Why is there a deflated balloon in the refrigerator?
Why is there a metal spoon in the couch cushions?
Why is the veggie steamer on my nightstand?
Henry. The answer is always Henry.
Oh, Henry. It feels not long ago that you turned two and now you are two and a quarter. You are a force of life. You are always on the go. “Mas running” is still one of your favorite games. Lately, you want to climb everything in sight. I do the best I can to spot you while wearing a baby. Thankfully no damage too serious yet, but we do call you Head-Injury-Henry for a reason.
You still love balls. Kicking is your jam and you always get comments on your skillz, but you have picked up your throwing and catching game as well. You love trains and motos and planes. Especially planes. You pore over your Encyclopedia of Military Aircraft, each page exclaiming “Airplane! Airplane! Look at that airplane!” We read a lot too, which I love because reading is awesome and it is one of the only times you let me cuddle.
I can’t believe how much you talk. You can tell me what colors the airplanes are and that they are landing in the water or zooming in the sky. We really do have somewhat legitimate conversations. Very recently you started putting your “please” sentences together and can say things like “can I have my sticker book please?” Color me impressed.

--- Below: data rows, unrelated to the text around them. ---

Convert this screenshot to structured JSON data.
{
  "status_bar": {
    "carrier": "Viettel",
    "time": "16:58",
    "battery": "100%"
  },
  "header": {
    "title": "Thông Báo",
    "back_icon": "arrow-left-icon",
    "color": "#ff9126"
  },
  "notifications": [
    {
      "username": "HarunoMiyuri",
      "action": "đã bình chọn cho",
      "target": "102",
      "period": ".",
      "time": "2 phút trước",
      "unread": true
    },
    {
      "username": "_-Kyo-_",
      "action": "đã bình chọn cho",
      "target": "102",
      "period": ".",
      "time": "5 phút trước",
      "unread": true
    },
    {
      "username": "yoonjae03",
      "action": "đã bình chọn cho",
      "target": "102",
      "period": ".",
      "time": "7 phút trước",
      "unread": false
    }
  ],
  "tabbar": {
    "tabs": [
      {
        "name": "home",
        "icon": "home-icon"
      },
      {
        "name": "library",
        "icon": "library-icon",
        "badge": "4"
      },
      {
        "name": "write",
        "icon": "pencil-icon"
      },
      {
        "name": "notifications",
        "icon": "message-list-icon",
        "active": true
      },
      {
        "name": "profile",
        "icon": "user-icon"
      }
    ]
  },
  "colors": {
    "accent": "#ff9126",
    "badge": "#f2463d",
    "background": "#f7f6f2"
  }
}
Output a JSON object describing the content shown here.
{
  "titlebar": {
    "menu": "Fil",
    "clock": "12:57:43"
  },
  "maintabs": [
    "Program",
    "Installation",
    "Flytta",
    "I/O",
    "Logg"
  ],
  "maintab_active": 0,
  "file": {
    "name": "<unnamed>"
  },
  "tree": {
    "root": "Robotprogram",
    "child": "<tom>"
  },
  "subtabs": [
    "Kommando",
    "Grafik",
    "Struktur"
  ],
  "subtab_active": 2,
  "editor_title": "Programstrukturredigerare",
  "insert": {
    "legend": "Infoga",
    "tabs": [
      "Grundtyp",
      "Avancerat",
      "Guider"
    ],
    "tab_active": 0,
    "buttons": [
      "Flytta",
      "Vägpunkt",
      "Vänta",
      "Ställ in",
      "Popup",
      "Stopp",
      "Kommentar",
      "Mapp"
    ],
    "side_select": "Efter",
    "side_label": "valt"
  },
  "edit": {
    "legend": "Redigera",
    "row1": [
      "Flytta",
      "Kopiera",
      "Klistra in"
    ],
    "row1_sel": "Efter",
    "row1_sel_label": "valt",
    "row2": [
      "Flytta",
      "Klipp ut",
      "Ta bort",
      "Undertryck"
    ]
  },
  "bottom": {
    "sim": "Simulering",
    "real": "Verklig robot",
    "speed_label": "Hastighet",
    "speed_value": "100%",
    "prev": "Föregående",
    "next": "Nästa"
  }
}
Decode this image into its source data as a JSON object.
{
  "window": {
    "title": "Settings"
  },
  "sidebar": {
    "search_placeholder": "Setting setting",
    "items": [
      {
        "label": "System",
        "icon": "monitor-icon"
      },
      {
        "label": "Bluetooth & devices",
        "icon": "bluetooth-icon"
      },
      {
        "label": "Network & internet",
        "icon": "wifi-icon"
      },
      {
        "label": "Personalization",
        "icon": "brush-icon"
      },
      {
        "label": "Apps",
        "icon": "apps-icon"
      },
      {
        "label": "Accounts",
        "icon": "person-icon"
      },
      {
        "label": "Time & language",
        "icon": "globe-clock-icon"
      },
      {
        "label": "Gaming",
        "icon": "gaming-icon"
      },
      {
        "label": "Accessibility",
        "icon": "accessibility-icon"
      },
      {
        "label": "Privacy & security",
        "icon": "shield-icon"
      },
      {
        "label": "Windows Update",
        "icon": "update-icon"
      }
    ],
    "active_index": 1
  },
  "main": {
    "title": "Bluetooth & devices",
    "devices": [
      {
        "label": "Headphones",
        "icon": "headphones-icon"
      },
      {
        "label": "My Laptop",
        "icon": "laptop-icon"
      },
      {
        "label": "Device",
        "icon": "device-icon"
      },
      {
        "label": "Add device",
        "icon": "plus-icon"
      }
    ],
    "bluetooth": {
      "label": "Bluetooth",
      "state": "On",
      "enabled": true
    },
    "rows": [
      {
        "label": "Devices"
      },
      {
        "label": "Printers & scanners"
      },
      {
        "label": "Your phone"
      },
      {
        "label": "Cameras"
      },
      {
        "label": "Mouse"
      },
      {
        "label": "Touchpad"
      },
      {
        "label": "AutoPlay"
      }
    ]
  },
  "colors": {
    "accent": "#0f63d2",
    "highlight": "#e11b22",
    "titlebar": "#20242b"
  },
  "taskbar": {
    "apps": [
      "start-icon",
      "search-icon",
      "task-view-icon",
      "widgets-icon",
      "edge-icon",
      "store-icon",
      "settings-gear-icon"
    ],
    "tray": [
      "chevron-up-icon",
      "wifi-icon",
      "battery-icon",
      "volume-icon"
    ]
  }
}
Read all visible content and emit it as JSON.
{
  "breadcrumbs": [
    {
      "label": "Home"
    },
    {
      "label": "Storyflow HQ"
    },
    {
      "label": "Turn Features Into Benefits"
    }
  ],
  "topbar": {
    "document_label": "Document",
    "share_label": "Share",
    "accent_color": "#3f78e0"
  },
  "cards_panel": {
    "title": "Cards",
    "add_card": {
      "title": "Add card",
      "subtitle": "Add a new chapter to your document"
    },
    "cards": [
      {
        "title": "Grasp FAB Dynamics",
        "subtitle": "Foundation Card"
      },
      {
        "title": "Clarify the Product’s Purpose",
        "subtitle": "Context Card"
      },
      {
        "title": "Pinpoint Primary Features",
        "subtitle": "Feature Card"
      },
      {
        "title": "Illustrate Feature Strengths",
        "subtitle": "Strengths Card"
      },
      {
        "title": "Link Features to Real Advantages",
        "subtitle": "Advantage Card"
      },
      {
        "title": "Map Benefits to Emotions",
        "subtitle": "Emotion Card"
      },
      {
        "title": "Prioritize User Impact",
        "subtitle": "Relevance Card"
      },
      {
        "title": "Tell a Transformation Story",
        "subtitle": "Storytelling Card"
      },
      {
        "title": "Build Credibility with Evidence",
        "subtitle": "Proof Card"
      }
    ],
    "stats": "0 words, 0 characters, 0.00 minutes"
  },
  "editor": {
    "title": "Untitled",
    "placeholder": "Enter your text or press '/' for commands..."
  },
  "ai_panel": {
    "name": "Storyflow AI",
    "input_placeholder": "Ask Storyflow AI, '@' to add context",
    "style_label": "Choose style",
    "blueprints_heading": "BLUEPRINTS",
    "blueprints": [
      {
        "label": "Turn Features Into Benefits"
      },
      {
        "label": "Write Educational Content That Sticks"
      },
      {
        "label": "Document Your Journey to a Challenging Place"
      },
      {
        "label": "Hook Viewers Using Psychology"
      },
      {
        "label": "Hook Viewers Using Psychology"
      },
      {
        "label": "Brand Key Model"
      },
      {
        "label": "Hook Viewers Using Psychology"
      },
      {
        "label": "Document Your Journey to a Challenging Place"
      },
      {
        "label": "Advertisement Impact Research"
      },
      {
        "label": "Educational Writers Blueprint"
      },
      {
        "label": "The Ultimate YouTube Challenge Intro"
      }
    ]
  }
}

You are very social. You have a circle of friends here that you seem delighted to see. Sometimes it takes you a little bit to warm up, but I’m always amazed how eager you are to seek out new playmates. You fearlessly stalked some kids at the market in Munich, and after I translated for you, you and your new buds ran around terrorizing the patrons at the gluhbier stand. (More on gluhbier later; shocking to no one, hot beer is NOT as delicious as hot wine.) You’ve been approaching Italian kids at the playgrounds too. We are working on getting you into daycare for a morning or two each week. This is less about giving me a break and more about giving you some more peeps to run around with. (Particularly until you turn three and we have to decide if we want to go the pricey private preschool route.)
I’d say you are generally mild-mannered, for a toddler, but you do have your share of meltdowns. I’m always blown away by how food-motivated you are. I can flash one M&M and you will happily climb obediently into your stroller. I don’t love bribing you and try to avoid it, but sometimes one M&M or cracker is a pretty reasonable price to pay for compliance.
I think you’ve been growing. I haven’t measured you lately, but you can reach more elevator buttons than when we got here. You certainly feel a bit heavier. And you have so much hair! I love that you have enough hair that it can get messed up. We’ll do a haircut someday. But not yet.
Things are never boring with you around. I have honed negotiation skills that I never dreamed I would need. (Seriously, I think “getting toddlers to do things” should be a legitimate resume bullet.) For example, in between when I started writing this and now, you had an EPIC meltdown that was solved when I eventually got you to eat and sang a spur-of-the-moment-creation “I’m a pizza monster.” (To be released next year. See you at the Grammies, suckas! That’s the awards one for music again, right?) You kept cracking up and your giggles were so sweet that it almost made up for the previous half hour of screaming and hating everything. (Haha, not even close. But it was a welcome, joyful sound.)
Life with you can be tiring, but it is very fun. It is certainly never dull.